Work item -
An exact copy of every record is the expected answer.

Material shown -

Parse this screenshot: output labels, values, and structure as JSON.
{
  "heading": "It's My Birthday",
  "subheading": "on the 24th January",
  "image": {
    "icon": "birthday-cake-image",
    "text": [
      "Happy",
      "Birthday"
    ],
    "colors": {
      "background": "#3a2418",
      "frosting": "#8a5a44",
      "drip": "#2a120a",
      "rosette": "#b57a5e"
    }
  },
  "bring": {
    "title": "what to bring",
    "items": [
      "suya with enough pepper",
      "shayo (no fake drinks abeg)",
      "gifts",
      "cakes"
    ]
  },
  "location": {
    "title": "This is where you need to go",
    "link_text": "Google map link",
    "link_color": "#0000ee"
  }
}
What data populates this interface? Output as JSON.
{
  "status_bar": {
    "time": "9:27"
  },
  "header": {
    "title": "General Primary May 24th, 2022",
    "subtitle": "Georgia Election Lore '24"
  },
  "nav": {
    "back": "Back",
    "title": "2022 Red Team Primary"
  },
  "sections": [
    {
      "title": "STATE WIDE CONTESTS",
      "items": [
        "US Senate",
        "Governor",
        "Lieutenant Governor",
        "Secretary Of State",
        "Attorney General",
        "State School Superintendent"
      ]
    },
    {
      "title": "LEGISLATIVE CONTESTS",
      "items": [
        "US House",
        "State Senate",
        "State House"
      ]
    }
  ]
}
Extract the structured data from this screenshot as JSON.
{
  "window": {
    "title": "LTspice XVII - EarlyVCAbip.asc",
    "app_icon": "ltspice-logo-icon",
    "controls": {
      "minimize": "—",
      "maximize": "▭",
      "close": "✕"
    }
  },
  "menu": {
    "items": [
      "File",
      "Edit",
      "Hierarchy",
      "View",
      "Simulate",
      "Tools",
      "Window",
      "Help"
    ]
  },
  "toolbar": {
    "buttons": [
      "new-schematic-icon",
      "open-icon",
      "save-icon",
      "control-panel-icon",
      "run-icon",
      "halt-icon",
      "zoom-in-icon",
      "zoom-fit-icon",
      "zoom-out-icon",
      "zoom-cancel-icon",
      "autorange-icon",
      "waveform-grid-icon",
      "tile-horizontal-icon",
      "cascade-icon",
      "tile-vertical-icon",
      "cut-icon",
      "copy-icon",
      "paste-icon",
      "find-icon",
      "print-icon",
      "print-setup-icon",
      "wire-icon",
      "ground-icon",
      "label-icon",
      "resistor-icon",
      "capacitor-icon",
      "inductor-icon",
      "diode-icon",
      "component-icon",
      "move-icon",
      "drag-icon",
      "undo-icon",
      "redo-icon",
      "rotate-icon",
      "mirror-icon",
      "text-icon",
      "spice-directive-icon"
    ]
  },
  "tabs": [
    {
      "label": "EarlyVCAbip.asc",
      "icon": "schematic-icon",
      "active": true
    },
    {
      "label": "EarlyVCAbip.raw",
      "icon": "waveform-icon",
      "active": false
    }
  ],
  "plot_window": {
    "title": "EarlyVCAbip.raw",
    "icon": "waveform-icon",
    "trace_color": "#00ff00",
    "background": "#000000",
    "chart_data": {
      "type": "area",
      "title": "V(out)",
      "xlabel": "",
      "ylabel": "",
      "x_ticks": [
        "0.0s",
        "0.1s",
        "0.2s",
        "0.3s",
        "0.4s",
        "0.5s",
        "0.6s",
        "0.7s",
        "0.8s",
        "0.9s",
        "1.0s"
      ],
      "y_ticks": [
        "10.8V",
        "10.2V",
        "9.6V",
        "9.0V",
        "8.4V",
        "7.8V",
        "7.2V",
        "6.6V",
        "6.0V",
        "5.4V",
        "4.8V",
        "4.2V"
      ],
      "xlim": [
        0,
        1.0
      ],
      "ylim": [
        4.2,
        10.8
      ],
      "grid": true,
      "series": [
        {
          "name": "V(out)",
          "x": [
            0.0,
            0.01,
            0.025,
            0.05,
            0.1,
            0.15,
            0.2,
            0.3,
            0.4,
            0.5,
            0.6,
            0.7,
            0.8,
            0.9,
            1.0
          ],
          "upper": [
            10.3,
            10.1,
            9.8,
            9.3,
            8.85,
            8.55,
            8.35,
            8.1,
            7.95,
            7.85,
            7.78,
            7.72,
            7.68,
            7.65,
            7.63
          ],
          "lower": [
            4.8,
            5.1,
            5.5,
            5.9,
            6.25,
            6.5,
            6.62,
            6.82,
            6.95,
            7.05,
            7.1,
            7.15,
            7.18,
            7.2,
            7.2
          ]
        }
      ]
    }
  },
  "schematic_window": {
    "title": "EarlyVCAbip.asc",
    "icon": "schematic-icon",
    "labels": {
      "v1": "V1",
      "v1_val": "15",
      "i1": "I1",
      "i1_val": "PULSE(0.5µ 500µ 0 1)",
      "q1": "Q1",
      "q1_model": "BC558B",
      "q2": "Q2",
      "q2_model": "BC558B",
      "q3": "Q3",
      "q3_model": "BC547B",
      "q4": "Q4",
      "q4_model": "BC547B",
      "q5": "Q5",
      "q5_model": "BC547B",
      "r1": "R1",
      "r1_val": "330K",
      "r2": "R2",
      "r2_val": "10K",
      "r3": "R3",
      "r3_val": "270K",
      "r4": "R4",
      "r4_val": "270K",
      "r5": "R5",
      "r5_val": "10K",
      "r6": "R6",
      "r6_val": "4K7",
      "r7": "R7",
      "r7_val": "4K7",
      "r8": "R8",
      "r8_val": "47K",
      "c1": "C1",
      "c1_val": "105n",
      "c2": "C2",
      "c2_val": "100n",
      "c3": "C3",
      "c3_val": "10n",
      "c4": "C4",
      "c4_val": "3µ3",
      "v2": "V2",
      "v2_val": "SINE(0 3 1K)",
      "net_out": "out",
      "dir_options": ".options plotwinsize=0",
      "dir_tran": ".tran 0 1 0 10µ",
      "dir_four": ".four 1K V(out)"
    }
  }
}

Task solution -
Parse this screenshot: output labels, values, and structure as JSON.
{
  "heading": "It's My Birthday",
  "subheading": "on the 24th January",
  "image": {
    "icon": "birthday-cake-image",
    "text": [
      "Happy",
      "Birthday"
    ],
    "colors": {
      "background": "#3a2418",
      "frosting": "#8a5a44",
      "drip": "#2a120a",
      "rosette": "#b57a5e"
    }
  },
  "bring": {
    "title": "what to bring",
    "items": [
      "suya with enough pepper",
      "shayo (no fake drinks abeg)",
      "gifts",
      "cakes"
    ]
  },
  "location": {
    "title": "This is where you need to go",
    "link_text": "Google map link",
    "link_color": "#0000ee"
  }
}
What data populates this interface? Output as JSON.
{
  "status_bar": {
    "time": "9:27"
  },
  "header": {
    "title": "General Primary May 24th, 2022",
    "subtitle": "Georgia Election Lore '24"
  },
  "nav": {
    "back": "Back",
    "title": "2022 Red Team Primary"
  },
  "sections": [
    {
      "title": "STATE WIDE CONTESTS",
      "items": [
        "US Senate",
        "Governor",
        "Lieutenant Governor",
        "Secretary Of State",
        "Attorney General",
        "State School Superintendent"
      ]
    },
    {
      "title": "LEGISLATIVE CONTESTS",
      "items": [
        "US House",
        "State Senate",
        "State House"
      ]
    }
  ]
}
Extract the structured data from this screenshot as JSON.
{
  "window": {
    "title": "LTspice XVII - EarlyVCAbip.asc",
    "app_icon": "ltspice-logo-icon",
    "controls": {
      "minimize": "—",
      "maximize": "▭",
      "close": "✕"
    }
  },
  "menu": {
    "items": [
      "File",
      "Edit",
      "Hierarchy",
      "View",
      "Simulate",
      "Tools",
      "Window",
      "Help"
    ]
  },
  "toolbar": {
    "buttons": [
      "new-schematic-icon",
      "open-icon",
      "save-icon",
      "control-panel-icon",
      "run-icon",
      "halt-icon",
      "zoom-in-icon",
      "zoom-fit-icon",
      "zoom-out-icon",
      "zoom-cancel-icon",
      "autorange-icon",
      "waveform-grid-icon",
      "tile-horizontal-icon",
      "cascade-icon",
      "tile-vertical-icon",
      "cut-icon",
      "copy-icon",
      "paste-icon",
      "find-icon",
      "print-icon",
      "print-setup-icon",
      "wire-icon",
      "ground-icon",
      "label-icon",
      "resistor-icon",
      "capacitor-icon",
      "inductor-icon",
      "diode-icon",
      "component-icon",
      "move-icon",
      "drag-icon",
      "undo-icon",
      "redo-icon",
      "rotate-icon",
      "mirror-icon",
      "text-icon",
      "spice-directive-icon"
    ]
  },
  "tabs": [
    {
      "label": "EarlyVCAbip.asc",
      "icon": "schematic-icon",
      "active": true
    },
    {
      "label": "EarlyVCAbip.raw",
      "icon": "waveform-icon",
      "active": false
    }
  ],
  "plot_window": {
    "title": "EarlyVCAbip.raw",
    "icon": "waveform-icon",
    "trace_color": "#00ff00",
    "background": "#000000",
    "chart_data": {
      "type": "area",
      "title": "V(out)",
      "xlabel": "",
      "ylabel": "",
      "x_ticks": [
        "0.0s",
        "0.1s",
        "0.2s",
        "0.3s",
        "0.4s",
        "0.5s",
        "0.6s",
        "0.7s",
        "0.8s",
        "0.9s",
        "1.0s"
      ],
      "y_ticks": [
        "10.8V",
        "10.2V",
        "9.6V",
        "9.0V",
        "8.4V",
        "7.8V",
        "7.2V",
        "6.6V",
        "6.0V",
        "5.4V",
        "4.8V",
        "4.2V"
      ],
      "xlim": [
        0,
        1.0
      ],
      "ylim": [
        4.2,
        10.8
      ],
      "grid": true,
      "series": [
        {
          "name": "V(out)",
          "x": [
            0.0,
            0.01,
            0.025,
            0.05,
            0.1,
            0.15,
            0.2,
            0.3,
            0.4,
            0.5,
            0.6,
            0.7,
            0.8,
            0.9,
            1.0
          ],
          "upper": [
            10.3,
            10.1,
            9.8,
            9.3,
            8.85,
            8.55,
            8.35,
            8.1,
            7.95,
            7.85,
            7.78,
            7.72,
            7.68,
            7.65,
            7.63
          ],
          "lower": [
            4.8,
            5.1,
            5.5,
            5.9,
            6.25,
            6.5,
            6.62,
            6.82,
            6.95,
            7.05,
            7.1,
            7.15,
            7.18,
            7.2,
            7.2
          ]
        }
      ]
    }
  },
  "schematic_window": {
    "title": "EarlyVCAbip.asc",
    "icon": "schematic-icon",
    "labels": {
      "v1": "V1",
      "v1_val": "15",
      "i1": "I1",
      "i1_val": "PULSE(0.5µ 500µ 0 1)",
      "q1": "Q1",
      "q1_model": "BC558B",
      "q2": "Q2",
      "q2_model": "BC558B",
      "q3": "Q3",
      "q3_model": "BC547B",
      "q4": "Q4",
      "q4_model": "BC547B",
      "q5": "Q5",
      "q5_model": "BC547B",
      "r1": "R1",
      "r1_val": "330K",
      "r2": "R2",
      "r2_val": "10K",
      "r3": "R3",
      "r3_val": "270K",
      "r4": "R4",
      "r4_val": "270K",
      "r5": "R5",
      "r5_val": "10K",
      "r6": "R6",
      "r6_val": "4K7",
      "r7": "R7",
      "r7_val": "4K7",
      "r8": "R8",
      "r8_val": "47K",
      "c1": "C1",
      "c1_val": "105n",
      "c2": "C2",
      "c2_val": "100n",
      "c3": "C3",
      "c3_val": "10n",
      "c4": "C4",
      "c4_val": "3µ3",
      "v2": "V2",
      "v2_val": "SINE(0 3 1K)",
      "net_out": "out",
      "dir_options": ".options plotwinsize=0",
      "dir_tran": ".tran 0 1 0 10µ",
      "dir_four": ".four 1K V(out)"
    }
  }
}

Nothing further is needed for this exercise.